Half of Scottish daily public spending will be on health by 2021

(Dominic Lipinski/PA Wire)

RESEARCHERS have predicted the Scottish Government will spend half of its day-to-day budget on health by 2021 or earlier.

A report by economists at the Fraser of Allander Institute said based on the current plans of the Scottish and UK governments, health spending will take up 50% of the Scottish Government’s resource budget by the end of the current parliament.

The analysis by the independent economic research unit based at Strathclyde University found any further increases in health spending to meet projected growth in demand are forecast to lead to an even tighter squeeze elsewhere.

Researchers said this indicates an urgent debate is needed on the future priorities of Scotland’s tax and spending, and the government will need to consider a wider range of revenue-raising options in future beyond tweaking income tax or look at further public-sector cuts.

The report shows the outlook for the Scottish budget has improved thanks to the Barnett formula consequentials announced at last month’s UK budget.

Researchers believe some of this increase is likely to be offset by the Scottish Fiscal Commission’s weak income tax forecasts and indicate many portfolios still face tough financial choices.

They warn “austerity isn’t over” for much of the public sector in Scotland.

The report predicts the overall size of the Scottish budget in 2019/20 is unlikely to differ markedly to the previous year.

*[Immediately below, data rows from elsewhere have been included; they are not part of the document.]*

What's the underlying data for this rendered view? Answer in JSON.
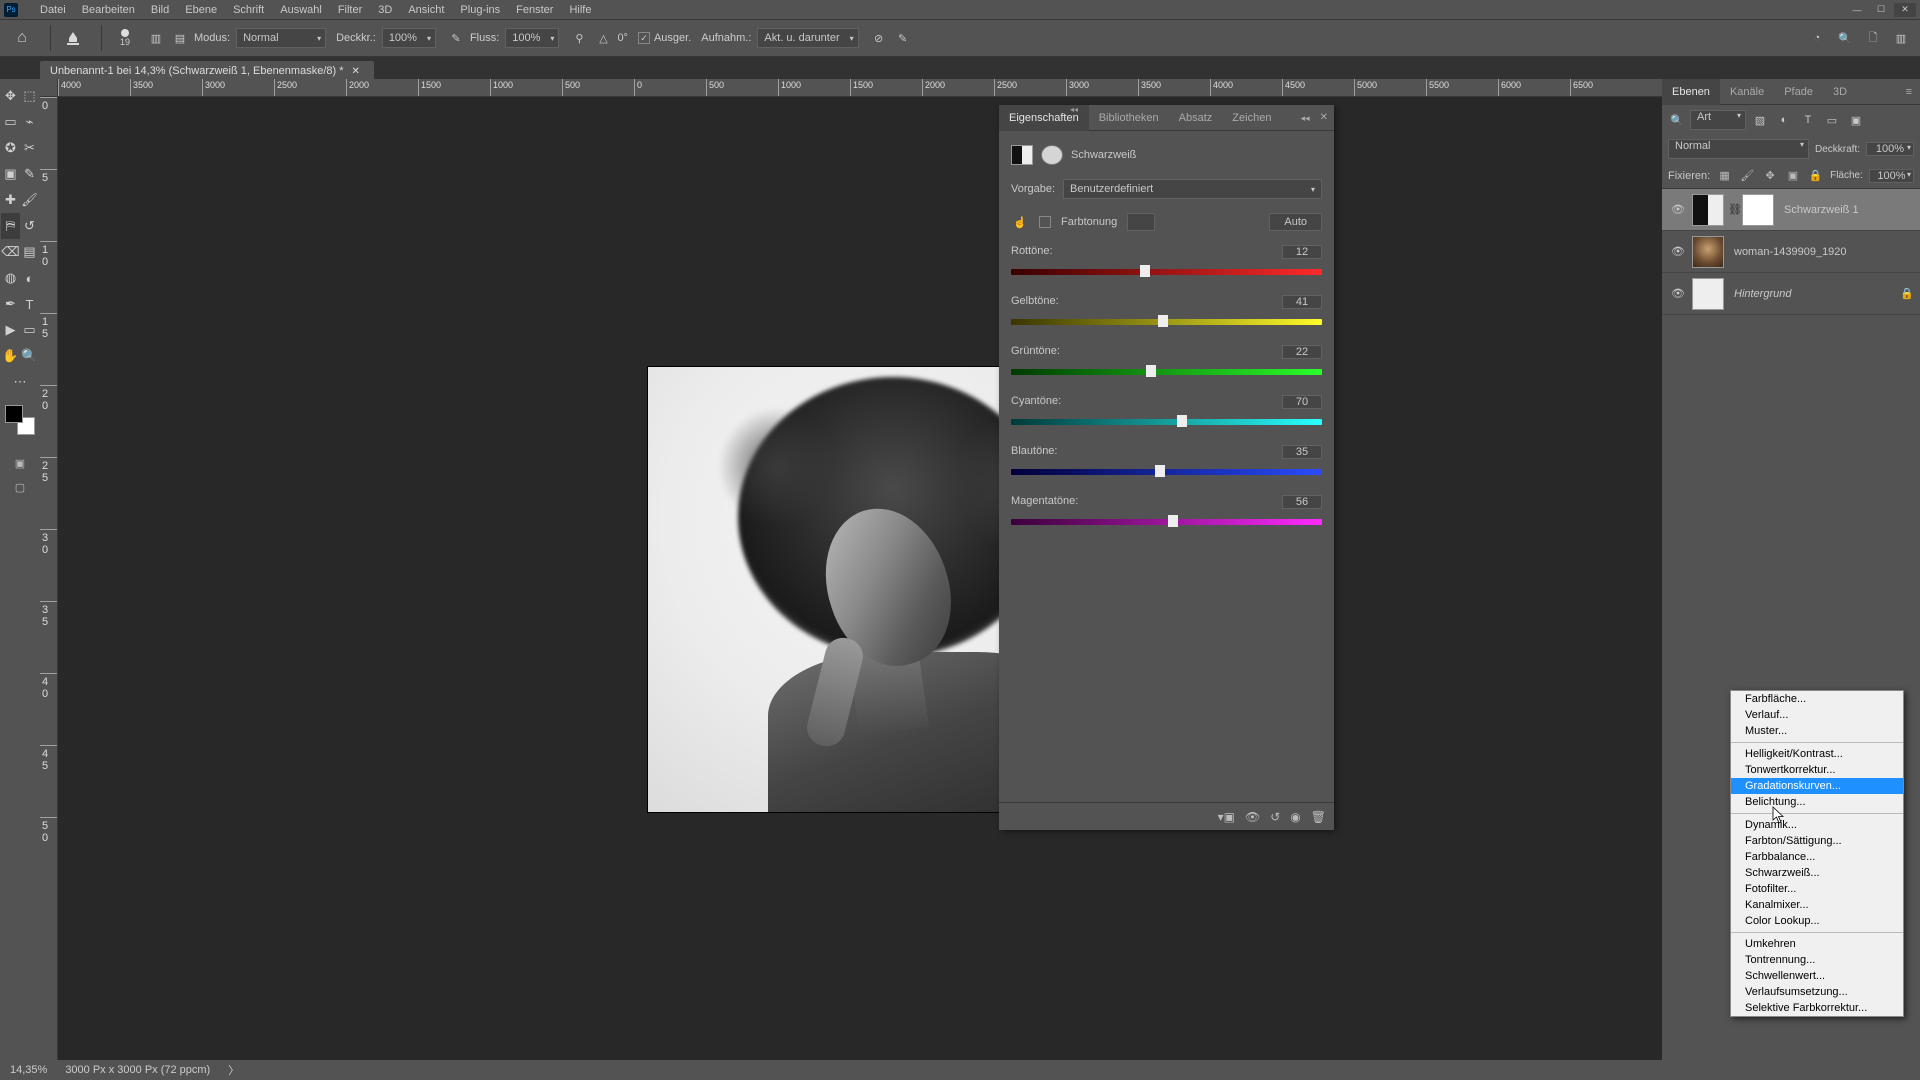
{
  "title_bar": {
    "logo": "Ps"
  },
  "menu": [
    "Datei",
    "Bearbeiten",
    "Bild",
    "Ebene",
    "Schrift",
    "Auswahl",
    "Filter",
    "3D",
    "Ansicht",
    "Plug-ins",
    "Fenster",
    "Hilfe"
  ],
  "options": {
    "brush_size": "19",
    "mode_label": "Modus:",
    "mode_value": "Normal",
    "opacity_label": "Deckkr.:",
    "opacity_value": "100%",
    "flow_label": "Fluss:",
    "flow_value": "100%",
    "angle_glyph": "△",
    "angle_value": "0°",
    "aligned_label": "Ausger.",
    "sample_label": "Aufnahm.:",
    "sample_value": "Akt. u. darunter"
  },
  "doc_tab": "Unbenannt-1 bei 14,3% (Schwarzweiß 1, Ebenenmaske/8) *",
  "ruler_h": [
    "4000",
    "3500",
    "3000",
    "2500",
    "2000",
    "1500",
    "1000",
    "500",
    "0",
    "500",
    "1000",
    "1500",
    "2000",
    "2500",
    "3000",
    "3500",
    "4000",
    "4500",
    "5000",
    "5500",
    "6000",
    "6500"
  ],
  "ruler_v": [
    "0",
    "5",
    "1 0",
    "1 5",
    "2 0",
    "2 5",
    "3 0",
    "3 5",
    "4 0",
    "4 5",
    "5 0"
  ],
  "prop_tabs": [
    "Eigenschaften",
    "Bibliotheken",
    "Absatz",
    "Zeichen"
  ],
  "adjustment": {
    "title": "Schwarzweiß",
    "preset_label": "Vorgabe:",
    "preset_value": "Benutzerdefiniert",
    "tint_label": "Farbtonung",
    "auto_label": "Auto",
    "sliders": [
      {
        "label": "Rottöne:",
        "value": "12",
        "class": "red",
        "pos": 43
      },
      {
        "label": "Gelbtöne:",
        "value": "41",
        "class": "yellow",
        "pos": 49
      },
      {
        "label": "Grüntöne:",
        "value": "22",
        "class": "green",
        "pos": 45
      },
      {
        "label": "Cyantöne:",
        "value": "70",
        "class": "cyan",
        "pos": 55
      },
      {
        "label": "Blautöne:",
        "value": "35",
        "class": "blue",
        "pos": 48
      },
      {
        "label": "Magentatöne:",
        "value": "56",
        "class": "magenta",
        "pos": 52
      }
    ]
  },
  "layers_tabs": [
    "Ebenen",
    "Kanäle",
    "Pfade",
    "3D"
  ],
  "filter_label": "Art",
  "blend_row": {
    "mode": "Normal",
    "opacity_label": "Deckkraft:",
    "opacity_value": "100%"
  },
  "lock_row": {
    "label": "Fixieren:",
    "fill_label": "Fläche:",
    "fill_value": "100%"
  },
  "layers": [
    {
      "name": "Schwarzweiß 1",
      "kind": "adj",
      "selected": true,
      "locked": false
    },
    {
      "name": "woman-1439909_1920",
      "kind": "photo",
      "selected": false,
      "locked": false
    },
    {
      "name": "Hintergrund",
      "kind": "bg",
      "selected": false,
      "locked": true,
      "italic": true
    }
  ],
  "context_menu": {
    "groups": [
      [
        "Farbfläche...",
        "Verlauf...",
        "Muster..."
      ],
      [
        "Helligkeit/Kontrast...",
        "Tonwertkorrektur...",
        "Gradationskurven...",
        "Belichtung..."
      ],
      [
        "Dynamik...",
        "Farbton/Sättigung...",
        "Farbbalance...",
        "Schwarzweiß...",
        "Fotofilter...",
        "Kanalmixer...",
        "Color Lookup..."
      ],
      [
        "Umkehren",
        "Tontrennung...",
        "Schwellenwert...",
        "Verlaufsumsetzung...",
        "Selektive Farbkorrektur..."
      ]
    ],
    "highlight": "Gradationskurven..."
  },
  "status": {
    "zoom": "14,35%",
    "info": "3000 Px x 3000 Px (72 ppcm)"
  }
}
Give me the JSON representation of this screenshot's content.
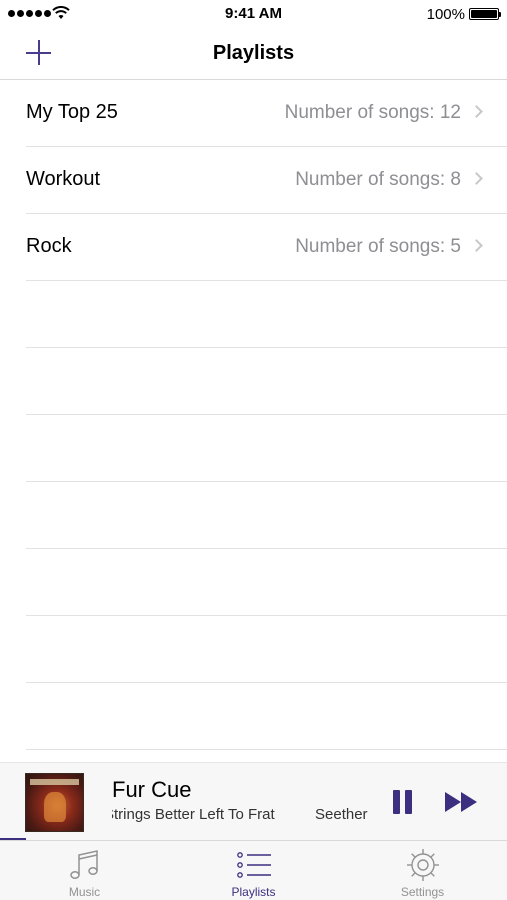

In the near future, despite a 3% rise between the current financial year and 2021, the budget will be around 7% per capita lower at the end of the current parliamentary term than in 2010, researchers believe.

Institute director Professor Graeme Roy said: “Whilst the outlook for public spending in Scotland next year has improved compared to what Finance Secretary Derek Mackay will have been planning for this time last year, for many parts of the public sector austerity will be far from over.

“Public spending since 2010 has been focused on core areas of health, education and social care.

“This pattern is set to continue and whilst the outlook for unprotected areas has improved, further cuts cannot be avoided.”

David Eiser, the report’s lead author, said the finance secretary is likely to come under pressure to at least partly close the income-tax gap with the rest of the UK but this would cost around £280 million.

He said “bolder ideas” to raise revenue may need to be considered in the longer term and given the parliamentary arithmetic, with the SNP historically relying on the Greens to pass their budget, this year could see steps to “genuine reform of local taxation”.

“Austerity may be ending, but the Scottish Government will still face challenging decisions on revenue raising and the distribution of expenditure,” he added.

The report follows a warning from Holyrood’s Finance and Constitution Committee that Scotland’s ageing population could put a strain on future budgets.

Highlighting that Scotland’s population is forecast to age faster than the rest of the UK and this rate is expected to accelerate from 2021 onwards, the committee’s pre-budget scrutiny report questions if the Scottish Government has enough policy levers to handle this risk and whether the fiscal framework, which sets out how Scotland is funded, sufficiently recognises this demographic difference.